Class 0 was a sort of “never mind” operations where nothing could go seriously wrong. Any vessel that could operate in DP mode at all, could not avoid meeting Class 3 requirements. That class disappeared with the introduction of the IMO Guidelines.
Class 1 operations are those where loss of position may cause some pollution and minor economical damage, but excluding severe harm to people.
Class 2 operation are those where loss of position may cause severe pollution, large economical damage, and accidents to people.
Class 3 operations are those where major damages may occur, severe pollution, and fatal accidents.
With the IMO Guidelines, the term equipment class was introduced, which is an inversion of the concept. A vessel is now equipped according to a chosen set of class requirements, and that will allow the vessel to undertake the corresponding consequence class of operations.
The assessment of the hazard level of the operation still has to be done by involved parties, which include owner, operator, and national authorities.
The major difference between Class 1 and Class 2 is that Class 1 vessels are allowed to fail completely, i.e. lose both position and heading. The Class 2 vessel is not expected to do that. The maximum failure that can be defined is assumed to be feasible, it will happen, and it is not to be ignored with reference to optimistic statistics. Once this failure occurs, the vessel shall still be able to maintain both position and heading, at least initially. For how long this ability shall remain, is governed by the time required to secure the operation.
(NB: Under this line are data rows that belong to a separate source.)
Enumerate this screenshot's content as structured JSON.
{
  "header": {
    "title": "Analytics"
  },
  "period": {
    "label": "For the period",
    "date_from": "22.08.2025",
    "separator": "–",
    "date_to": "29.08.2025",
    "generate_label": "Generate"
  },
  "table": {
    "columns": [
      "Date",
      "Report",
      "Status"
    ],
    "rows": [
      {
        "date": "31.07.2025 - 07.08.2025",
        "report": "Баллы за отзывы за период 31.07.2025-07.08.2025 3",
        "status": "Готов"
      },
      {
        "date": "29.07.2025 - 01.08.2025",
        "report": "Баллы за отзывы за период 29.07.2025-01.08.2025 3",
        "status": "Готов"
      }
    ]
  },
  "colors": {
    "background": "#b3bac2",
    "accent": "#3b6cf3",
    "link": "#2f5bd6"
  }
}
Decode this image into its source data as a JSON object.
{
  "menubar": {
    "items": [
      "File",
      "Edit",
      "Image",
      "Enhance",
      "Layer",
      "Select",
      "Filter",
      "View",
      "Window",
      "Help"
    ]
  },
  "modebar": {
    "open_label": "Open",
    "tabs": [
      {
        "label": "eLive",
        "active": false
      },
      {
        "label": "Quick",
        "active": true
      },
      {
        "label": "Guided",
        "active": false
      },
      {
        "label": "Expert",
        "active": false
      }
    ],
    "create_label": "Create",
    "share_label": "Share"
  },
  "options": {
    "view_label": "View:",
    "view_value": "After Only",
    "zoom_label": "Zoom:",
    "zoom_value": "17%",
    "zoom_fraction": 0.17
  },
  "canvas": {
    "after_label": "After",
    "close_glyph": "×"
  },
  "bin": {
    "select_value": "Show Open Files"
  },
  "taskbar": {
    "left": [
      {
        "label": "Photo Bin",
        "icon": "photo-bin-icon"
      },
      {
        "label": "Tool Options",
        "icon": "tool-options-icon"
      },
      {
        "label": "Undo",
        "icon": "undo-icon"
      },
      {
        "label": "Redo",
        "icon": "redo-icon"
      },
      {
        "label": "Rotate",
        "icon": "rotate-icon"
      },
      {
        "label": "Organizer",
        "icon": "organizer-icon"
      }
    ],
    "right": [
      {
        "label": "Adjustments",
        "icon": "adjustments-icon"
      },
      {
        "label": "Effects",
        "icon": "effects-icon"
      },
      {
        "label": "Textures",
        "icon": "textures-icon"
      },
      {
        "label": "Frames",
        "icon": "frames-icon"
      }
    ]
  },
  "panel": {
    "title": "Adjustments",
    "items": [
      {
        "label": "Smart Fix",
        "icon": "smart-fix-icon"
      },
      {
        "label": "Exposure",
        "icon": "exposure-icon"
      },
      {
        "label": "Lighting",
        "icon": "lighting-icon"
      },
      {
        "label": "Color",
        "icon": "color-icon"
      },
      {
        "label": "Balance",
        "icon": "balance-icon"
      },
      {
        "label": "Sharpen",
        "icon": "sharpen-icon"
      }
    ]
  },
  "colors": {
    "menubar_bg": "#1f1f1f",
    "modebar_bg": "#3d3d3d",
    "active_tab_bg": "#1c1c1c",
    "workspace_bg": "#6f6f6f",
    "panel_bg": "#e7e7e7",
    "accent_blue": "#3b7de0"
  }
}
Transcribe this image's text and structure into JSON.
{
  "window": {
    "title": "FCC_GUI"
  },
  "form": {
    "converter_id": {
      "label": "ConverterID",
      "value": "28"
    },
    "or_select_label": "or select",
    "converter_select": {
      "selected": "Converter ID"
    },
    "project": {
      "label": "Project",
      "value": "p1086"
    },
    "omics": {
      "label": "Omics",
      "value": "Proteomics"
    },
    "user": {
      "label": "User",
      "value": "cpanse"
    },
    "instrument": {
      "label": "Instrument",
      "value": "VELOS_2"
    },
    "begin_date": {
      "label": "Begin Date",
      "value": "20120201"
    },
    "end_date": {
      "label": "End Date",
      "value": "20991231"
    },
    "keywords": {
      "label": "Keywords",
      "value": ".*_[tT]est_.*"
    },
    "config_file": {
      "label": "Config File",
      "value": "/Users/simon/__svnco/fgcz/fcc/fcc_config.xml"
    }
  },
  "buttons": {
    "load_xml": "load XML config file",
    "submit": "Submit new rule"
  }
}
For Class 2 all failures of a technical nature are relevant, but certain types of equipment of a passive nature are trusted to stay out of harms way. For Class 3 vessels, all of the Class 2 requirements are adopted, and then is added failures that are brought about by fire and flooding events. This latter requirement results in need of physical separations that are not necessary for Class 2.
For both Class 2 and 3, single acts of maloperation are defined as relevant failure modes.
Hence, the difference between Class 2 and 3 is the failure mode definition, which briefly said consists of the need for physical separation of redundant components/systems in case of Class 3.
The typical redundant DP vessel, e.g. most drill ships, are based on two almost identical half systems for power generation and thruster configuration, which are controlled by a dual control system. When done properly, each half system shall carry on after full failure of the other half. Both halves will normally continue undisturbed after failure of one of the control systems.
This solution is acceptable for Class 2, and the vessel will be quantified by the smaller of the half systems, if they are unequal. Strictly speaking, systems are never equal. The thruster configuration will consist of units that will have variable efficiency, depending on external circumstances. In simple terms, if there are two equal bow thrusters, the forward one will be most valuable in situations where yawing moment is critical. Therefore, the most valuable system is not a static choice. This selection is taken care of by the “consequence analysis”, which will be explained later, if time permits.
For such a vessel to comply with Class 3, there must be physical separation of the two half systems, both with regard to fire and flooding hazards. There is common agreement that this would require no less than two engine rooms, with fire separation by A-60 protection. Less obvious is that there should also be watertight separation of engine rooms below waterline, and thruster rooms. The excuse for not having that is often reference to bottom and side tanks that will protect against collision damage. That is not adequate, there are ample cases of flooding caused by inboard water sources.
DP Class Type